» What you need to do
What lines of the material hold the string "number"? Pull each of them out.

» Data supplied
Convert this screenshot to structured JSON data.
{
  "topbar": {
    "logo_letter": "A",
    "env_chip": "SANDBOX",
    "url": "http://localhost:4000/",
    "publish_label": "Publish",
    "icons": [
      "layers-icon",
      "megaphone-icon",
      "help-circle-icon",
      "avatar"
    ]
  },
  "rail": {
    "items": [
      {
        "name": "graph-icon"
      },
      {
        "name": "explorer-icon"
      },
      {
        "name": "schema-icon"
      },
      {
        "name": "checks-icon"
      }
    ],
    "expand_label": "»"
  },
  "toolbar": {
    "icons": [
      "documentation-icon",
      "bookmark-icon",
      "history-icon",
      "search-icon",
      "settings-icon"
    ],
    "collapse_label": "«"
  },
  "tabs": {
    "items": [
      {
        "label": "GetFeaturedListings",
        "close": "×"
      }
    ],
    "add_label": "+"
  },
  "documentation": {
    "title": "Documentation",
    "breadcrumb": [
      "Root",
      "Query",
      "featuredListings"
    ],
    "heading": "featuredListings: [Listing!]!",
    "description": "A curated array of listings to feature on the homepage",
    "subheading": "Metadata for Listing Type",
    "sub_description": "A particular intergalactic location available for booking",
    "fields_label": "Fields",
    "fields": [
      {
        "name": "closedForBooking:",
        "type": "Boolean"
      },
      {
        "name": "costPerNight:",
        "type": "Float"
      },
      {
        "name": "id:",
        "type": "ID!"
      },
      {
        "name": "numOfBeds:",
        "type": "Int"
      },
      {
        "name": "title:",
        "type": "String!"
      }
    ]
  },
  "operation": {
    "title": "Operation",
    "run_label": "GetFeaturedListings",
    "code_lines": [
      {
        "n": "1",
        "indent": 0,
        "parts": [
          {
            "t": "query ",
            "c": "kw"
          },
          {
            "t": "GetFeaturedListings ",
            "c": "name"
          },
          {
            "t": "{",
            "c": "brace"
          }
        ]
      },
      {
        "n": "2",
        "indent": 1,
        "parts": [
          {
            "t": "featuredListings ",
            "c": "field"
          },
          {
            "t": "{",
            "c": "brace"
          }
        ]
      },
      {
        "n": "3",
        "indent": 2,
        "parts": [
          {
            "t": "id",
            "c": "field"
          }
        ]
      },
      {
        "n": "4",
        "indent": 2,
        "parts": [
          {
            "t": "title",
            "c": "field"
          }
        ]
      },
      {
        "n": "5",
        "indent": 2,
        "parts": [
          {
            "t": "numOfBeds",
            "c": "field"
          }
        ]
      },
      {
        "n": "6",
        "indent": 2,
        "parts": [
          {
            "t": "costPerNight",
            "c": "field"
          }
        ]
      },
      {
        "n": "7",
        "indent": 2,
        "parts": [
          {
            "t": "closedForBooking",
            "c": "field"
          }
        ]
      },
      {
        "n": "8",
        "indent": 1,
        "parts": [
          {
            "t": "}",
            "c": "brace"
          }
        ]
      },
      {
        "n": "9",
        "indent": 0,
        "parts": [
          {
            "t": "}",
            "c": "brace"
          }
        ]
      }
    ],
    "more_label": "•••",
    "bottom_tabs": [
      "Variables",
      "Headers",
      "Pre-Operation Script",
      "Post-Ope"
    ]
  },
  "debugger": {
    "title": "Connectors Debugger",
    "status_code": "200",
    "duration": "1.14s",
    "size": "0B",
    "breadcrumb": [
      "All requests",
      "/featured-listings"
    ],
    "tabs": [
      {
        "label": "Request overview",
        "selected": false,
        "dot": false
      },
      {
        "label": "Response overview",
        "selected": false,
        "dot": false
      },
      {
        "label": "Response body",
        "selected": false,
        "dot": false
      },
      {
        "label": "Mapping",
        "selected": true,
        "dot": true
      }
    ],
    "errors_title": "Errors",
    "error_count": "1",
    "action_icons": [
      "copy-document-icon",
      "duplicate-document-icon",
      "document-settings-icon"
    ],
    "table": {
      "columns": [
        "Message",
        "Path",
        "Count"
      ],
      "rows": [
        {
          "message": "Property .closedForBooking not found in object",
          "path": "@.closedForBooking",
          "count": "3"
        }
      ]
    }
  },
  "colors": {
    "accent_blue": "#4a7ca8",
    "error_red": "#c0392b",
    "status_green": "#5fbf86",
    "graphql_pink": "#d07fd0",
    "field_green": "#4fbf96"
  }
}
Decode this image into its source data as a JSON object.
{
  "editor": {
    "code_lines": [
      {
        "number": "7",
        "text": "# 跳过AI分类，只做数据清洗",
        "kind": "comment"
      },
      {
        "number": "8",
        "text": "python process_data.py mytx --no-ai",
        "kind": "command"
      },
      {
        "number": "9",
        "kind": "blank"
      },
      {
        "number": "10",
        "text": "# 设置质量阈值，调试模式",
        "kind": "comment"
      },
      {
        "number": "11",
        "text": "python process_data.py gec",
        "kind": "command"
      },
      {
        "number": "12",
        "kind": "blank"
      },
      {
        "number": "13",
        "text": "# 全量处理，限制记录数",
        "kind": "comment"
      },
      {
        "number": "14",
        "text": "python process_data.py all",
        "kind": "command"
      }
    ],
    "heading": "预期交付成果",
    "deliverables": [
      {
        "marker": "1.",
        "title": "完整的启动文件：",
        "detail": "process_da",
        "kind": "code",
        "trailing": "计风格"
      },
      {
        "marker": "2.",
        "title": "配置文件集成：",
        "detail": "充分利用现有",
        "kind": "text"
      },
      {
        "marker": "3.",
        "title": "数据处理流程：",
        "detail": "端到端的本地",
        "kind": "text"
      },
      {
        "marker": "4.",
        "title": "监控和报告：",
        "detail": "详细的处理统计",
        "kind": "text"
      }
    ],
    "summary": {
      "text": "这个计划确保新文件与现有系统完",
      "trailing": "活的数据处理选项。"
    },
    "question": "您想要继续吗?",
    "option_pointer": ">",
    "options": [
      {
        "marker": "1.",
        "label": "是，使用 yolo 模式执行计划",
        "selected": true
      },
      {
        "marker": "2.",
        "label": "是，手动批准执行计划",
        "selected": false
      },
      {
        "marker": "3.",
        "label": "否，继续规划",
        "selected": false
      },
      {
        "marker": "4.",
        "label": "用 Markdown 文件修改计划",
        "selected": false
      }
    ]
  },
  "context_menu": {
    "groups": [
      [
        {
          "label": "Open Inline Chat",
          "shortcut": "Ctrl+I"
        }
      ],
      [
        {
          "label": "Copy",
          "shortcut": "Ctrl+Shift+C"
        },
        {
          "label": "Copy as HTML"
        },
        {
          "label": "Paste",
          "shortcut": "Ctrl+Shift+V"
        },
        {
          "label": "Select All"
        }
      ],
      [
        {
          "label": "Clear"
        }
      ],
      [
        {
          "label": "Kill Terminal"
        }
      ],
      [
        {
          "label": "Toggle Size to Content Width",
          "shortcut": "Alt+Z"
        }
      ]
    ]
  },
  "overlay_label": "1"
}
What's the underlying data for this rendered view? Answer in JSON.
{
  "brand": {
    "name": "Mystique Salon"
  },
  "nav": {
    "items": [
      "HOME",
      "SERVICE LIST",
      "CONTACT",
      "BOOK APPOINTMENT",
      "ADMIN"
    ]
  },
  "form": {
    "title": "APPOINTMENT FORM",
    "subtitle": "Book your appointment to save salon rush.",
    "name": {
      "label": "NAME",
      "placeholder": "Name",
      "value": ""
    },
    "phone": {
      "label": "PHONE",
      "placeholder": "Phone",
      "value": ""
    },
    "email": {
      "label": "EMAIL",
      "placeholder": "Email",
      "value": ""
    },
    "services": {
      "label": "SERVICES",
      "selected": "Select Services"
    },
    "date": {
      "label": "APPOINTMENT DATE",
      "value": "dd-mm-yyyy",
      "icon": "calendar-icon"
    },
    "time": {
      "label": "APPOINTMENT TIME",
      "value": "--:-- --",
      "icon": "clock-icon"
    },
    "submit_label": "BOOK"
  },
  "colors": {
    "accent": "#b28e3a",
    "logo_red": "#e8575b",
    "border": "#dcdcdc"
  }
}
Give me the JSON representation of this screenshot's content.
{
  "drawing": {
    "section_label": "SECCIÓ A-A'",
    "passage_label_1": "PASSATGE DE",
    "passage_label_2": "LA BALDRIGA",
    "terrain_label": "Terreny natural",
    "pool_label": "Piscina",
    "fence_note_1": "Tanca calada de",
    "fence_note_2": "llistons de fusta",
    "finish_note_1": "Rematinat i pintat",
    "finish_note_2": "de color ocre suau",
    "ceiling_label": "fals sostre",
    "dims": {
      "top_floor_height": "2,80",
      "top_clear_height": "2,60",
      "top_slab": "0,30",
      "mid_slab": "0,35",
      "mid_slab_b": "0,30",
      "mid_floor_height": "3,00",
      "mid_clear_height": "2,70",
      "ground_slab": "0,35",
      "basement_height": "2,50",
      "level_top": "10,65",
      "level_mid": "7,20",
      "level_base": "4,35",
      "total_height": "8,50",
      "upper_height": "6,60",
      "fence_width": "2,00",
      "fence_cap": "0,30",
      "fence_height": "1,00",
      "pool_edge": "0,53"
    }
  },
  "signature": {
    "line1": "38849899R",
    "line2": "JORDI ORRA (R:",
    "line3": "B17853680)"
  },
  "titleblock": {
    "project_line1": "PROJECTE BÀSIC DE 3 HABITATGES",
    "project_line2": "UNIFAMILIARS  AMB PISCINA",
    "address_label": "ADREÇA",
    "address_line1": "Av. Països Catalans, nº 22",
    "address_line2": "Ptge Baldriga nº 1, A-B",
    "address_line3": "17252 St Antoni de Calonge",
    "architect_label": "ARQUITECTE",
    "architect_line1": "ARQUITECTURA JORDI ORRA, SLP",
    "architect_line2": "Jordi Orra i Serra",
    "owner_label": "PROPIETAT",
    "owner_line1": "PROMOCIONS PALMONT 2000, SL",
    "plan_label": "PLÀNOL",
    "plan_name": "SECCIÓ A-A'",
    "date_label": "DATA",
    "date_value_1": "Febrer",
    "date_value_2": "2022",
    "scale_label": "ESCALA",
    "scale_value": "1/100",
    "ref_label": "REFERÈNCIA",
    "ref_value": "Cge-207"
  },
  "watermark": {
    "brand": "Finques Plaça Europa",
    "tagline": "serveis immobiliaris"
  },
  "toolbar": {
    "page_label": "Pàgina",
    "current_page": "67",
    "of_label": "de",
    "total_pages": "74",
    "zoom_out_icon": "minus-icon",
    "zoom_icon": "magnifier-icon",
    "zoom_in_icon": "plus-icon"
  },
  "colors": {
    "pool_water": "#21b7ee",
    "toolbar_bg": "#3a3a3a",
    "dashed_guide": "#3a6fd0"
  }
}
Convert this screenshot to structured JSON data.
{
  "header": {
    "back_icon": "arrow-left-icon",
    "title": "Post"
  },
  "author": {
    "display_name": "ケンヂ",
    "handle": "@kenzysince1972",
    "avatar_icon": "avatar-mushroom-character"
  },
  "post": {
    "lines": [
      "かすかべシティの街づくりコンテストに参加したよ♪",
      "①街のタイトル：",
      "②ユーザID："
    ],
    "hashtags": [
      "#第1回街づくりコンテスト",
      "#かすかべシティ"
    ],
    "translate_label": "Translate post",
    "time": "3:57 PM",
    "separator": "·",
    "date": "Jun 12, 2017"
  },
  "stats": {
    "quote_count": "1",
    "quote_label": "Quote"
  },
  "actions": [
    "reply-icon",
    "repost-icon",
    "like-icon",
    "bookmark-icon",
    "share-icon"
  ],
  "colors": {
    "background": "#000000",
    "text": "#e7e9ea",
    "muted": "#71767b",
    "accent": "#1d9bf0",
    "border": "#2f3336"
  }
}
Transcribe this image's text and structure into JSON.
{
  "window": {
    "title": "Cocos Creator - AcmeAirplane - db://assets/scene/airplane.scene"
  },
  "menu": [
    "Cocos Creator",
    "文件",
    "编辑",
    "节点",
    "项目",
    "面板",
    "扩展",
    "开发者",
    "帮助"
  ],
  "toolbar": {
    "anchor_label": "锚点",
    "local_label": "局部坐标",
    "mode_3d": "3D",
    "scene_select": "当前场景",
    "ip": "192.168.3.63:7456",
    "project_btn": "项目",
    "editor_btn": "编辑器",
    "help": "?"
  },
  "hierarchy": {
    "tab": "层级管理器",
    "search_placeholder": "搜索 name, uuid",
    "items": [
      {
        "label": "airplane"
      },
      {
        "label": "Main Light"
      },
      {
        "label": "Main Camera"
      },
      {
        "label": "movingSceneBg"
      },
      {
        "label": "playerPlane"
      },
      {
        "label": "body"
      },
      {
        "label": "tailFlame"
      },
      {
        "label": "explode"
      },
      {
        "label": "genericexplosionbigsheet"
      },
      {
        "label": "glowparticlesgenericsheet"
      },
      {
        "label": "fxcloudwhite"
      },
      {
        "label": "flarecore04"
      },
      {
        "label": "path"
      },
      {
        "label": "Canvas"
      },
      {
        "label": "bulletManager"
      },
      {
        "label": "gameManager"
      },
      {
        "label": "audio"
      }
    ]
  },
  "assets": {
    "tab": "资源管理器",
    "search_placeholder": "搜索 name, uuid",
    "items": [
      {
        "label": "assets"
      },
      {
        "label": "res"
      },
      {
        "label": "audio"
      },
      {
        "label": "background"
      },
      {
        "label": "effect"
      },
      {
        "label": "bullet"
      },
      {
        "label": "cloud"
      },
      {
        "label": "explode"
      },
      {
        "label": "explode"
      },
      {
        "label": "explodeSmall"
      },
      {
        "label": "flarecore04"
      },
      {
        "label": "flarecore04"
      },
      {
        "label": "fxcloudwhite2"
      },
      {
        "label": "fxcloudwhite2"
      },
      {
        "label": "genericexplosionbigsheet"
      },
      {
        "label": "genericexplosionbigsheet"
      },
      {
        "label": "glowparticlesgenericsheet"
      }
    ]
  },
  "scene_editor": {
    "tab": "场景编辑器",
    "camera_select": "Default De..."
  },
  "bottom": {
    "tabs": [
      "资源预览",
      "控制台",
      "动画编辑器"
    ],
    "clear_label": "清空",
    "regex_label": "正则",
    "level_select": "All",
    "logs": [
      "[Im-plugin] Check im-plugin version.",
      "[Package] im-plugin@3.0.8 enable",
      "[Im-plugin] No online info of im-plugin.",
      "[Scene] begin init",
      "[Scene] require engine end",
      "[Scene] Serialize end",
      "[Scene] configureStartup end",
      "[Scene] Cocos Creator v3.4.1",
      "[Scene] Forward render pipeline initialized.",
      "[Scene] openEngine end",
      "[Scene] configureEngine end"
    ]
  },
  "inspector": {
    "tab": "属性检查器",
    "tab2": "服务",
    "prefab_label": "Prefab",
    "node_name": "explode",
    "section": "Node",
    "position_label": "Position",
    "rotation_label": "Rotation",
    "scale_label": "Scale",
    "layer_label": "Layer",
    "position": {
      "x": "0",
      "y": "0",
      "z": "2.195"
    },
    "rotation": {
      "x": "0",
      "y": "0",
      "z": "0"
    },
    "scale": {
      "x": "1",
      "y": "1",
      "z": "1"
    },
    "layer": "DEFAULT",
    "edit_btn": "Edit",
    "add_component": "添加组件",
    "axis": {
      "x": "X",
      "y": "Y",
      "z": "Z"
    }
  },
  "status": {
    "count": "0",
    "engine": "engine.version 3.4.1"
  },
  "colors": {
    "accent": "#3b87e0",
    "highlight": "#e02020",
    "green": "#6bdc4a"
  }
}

» Final answer
        "number": "7",
        "number": "8",
        "number": "9",
        "number": "10",
        "number": "11",
        "number": "12",
        "number": "13",
        "number": "14",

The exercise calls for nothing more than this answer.